*WORK TO COMPLETE*
From the material below, copy each line that holds the word "jjbirdie".

*RECORDS FOR THE TASK*
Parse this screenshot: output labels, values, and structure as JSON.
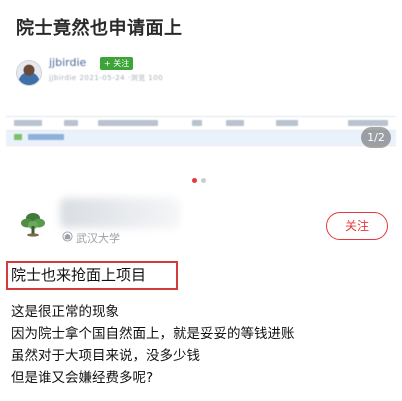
{
  "post": {
    "title": "院士竟然也申请面上"
  },
  "embedded_screenshot": {
    "author_name": "jjbirdie",
    "author_badge": "+ 关注",
    "author_meta": "jjbirdie 2021-05-24 ·浏览 100",
    "page_indicator": "1/2",
    "carousel_active_color": "#e4393c",
    "carousel_inactive_color": "#cccccc"
  },
  "user": {
    "school": "武汉大学",
    "follow_label": "关注",
    "accent_color": "#e4393c"
  },
  "answer": {
    "highlight_title": "院士也来抢面上项目",
    "lines": [
      "这是很正常的现象",
      "因为院士拿个国自然面上，就是妥妥的等钱进账",
      "虽然对于大项目来说，没多少钱",
      "但是谁又会嫌经费多呢?"
    ]
  }
}
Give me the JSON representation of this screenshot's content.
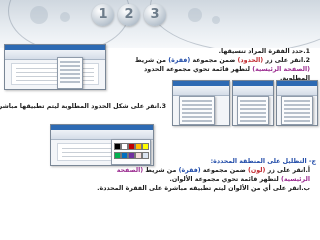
{
  "banner": {
    "numbers": [
      "1",
      "2",
      "3"
    ]
  },
  "step1": "1.حدد الفقرة المراد تنسيقها.",
  "step2": {
    "prefix": "2.انقر على زر",
    "btn": "(الحدود)",
    "mid1": "ضمن مجموعة",
    "grp": "(فقرة)",
    "mid2": "من شريط",
    "tab": "(الصفحة الرئيسية)",
    "rest": "لتظهر قائمة تحوي مجموعة الحدود",
    "line3": "المطلوبة."
  },
  "step3": "3.انقر على شكل الحدود المطلوبة ليتم تطبيقها مباشرة.",
  "shading": {
    "bullet": "ج-",
    "heading": "التظليل على المنطقة المحددة:",
    "a_prefix": "أ.انقر على زر",
    "a_btn": "(لون)",
    "a_mid1": "ضمن مجموعة",
    "a_grp": "(فقرة)",
    "a_mid2": "من شريط",
    "a_tab": "(الصفحة",
    "a_tab2": "الرئيسية)",
    "a_rest": "لتظهر قائمة تحوي مجموعة الألوان.",
    "b": "ب.انقر على أي من الألوان ليتم تطبيقه مباشرة على الفقرة المحددة."
  },
  "colors": {
    "red": "#c0282d",
    "blue": "#1f4aa8",
    "purple": "#9a2a8f",
    "accent": "#2d6ab3"
  },
  "palette": [
    "#000000",
    "#ffffff",
    "#c00000",
    "#ffc000",
    "#ffff00",
    "#00b050",
    "#0070c0",
    "#7030a0",
    "#f2dcdb",
    "#dbe5f1"
  ]
}
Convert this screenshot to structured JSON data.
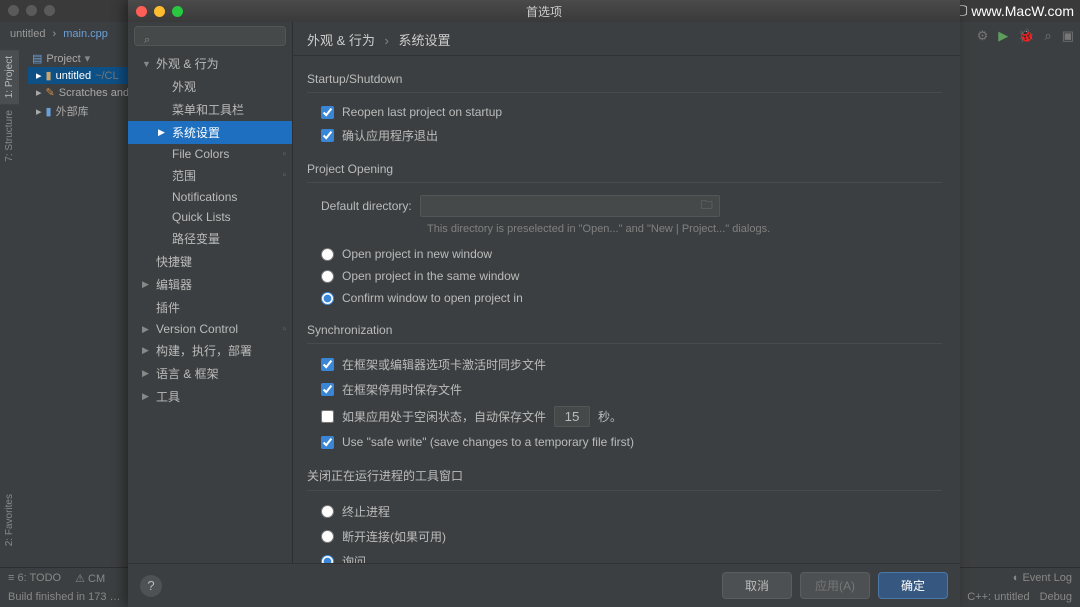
{
  "watermark": "www.MacW.com",
  "ide": {
    "breadcrumb1": "untitled",
    "breadcrumb2": "main.cpp",
    "project_label": "Project",
    "project_name": "untitled",
    "project_path": "~/CL",
    "scratches": "Scratches and",
    "external": "外部库",
    "sidetabs": {
      "project": "1: Project",
      "structure": "7: Structure",
      "favorites": "2: Favorites"
    },
    "status": {
      "todo": "6: TODO",
      "cmake": "CM",
      "build": "Build finished in 173 …",
      "eventlog": "Event Log",
      "encoding": "C++: untitled",
      "debug": "Debug"
    }
  },
  "dialog": {
    "title": "首选项",
    "search_placeholder": "",
    "tree": {
      "appearance_behavior": "外观 & 行为",
      "appearance": "外观",
      "menus_toolbars": "菜单和工具栏",
      "system_settings": "系统设置",
      "file_colors": "File Colors",
      "scopes": "范围",
      "notifications": "Notifications",
      "quick_lists": "Quick Lists",
      "path_vars": "路径变量",
      "keymap": "快捷键",
      "editor": "编辑器",
      "plugins": "插件",
      "vcs": "Version Control",
      "build": "构建，执行，部署",
      "lang_fw": "语言 & 框架",
      "tools": "工具"
    },
    "crumb1": "外观 & 行为",
    "crumb2": "系统设置",
    "sections": {
      "startup": "Startup/Shutdown",
      "reopen": "Reopen last project on startup",
      "confirm_exit": "确认应用程序退出",
      "project_opening": "Project Opening",
      "default_dir": "Default directory:",
      "dir_hint": "This directory is preselected in \"Open...\" and \"New | Project...\" dialogs.",
      "open_new": "Open project in new window",
      "open_same": "Open project in the same window",
      "open_confirm": "Confirm window to open project in",
      "sync": "Synchronization",
      "sync_on_activate": "在框架或编辑器选项卡激活时同步文件",
      "save_on_deactivate": "在框架停用时保存文件",
      "autosave_idle": "如果应用处于空闲状态，自动保存文件",
      "autosave_value": "15",
      "autosave_suffix": "秒。",
      "safe_write": "Use \"safe write\" (save changes to a temporary file first)",
      "close_tool": "关闭正在运行进程的工具窗口",
      "terminate": "终止进程",
      "disconnect": "断开连接(如果可用)",
      "ask": "询问"
    },
    "buttons": {
      "cancel": "取消",
      "apply": "应用(A)",
      "ok": "确定"
    }
  }
}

*REPLY TO THE EXERCISE*
    "author_name": "jjbirdie",
    "author_meta": "jjbirdie 2021-05-24 ·浏览 100",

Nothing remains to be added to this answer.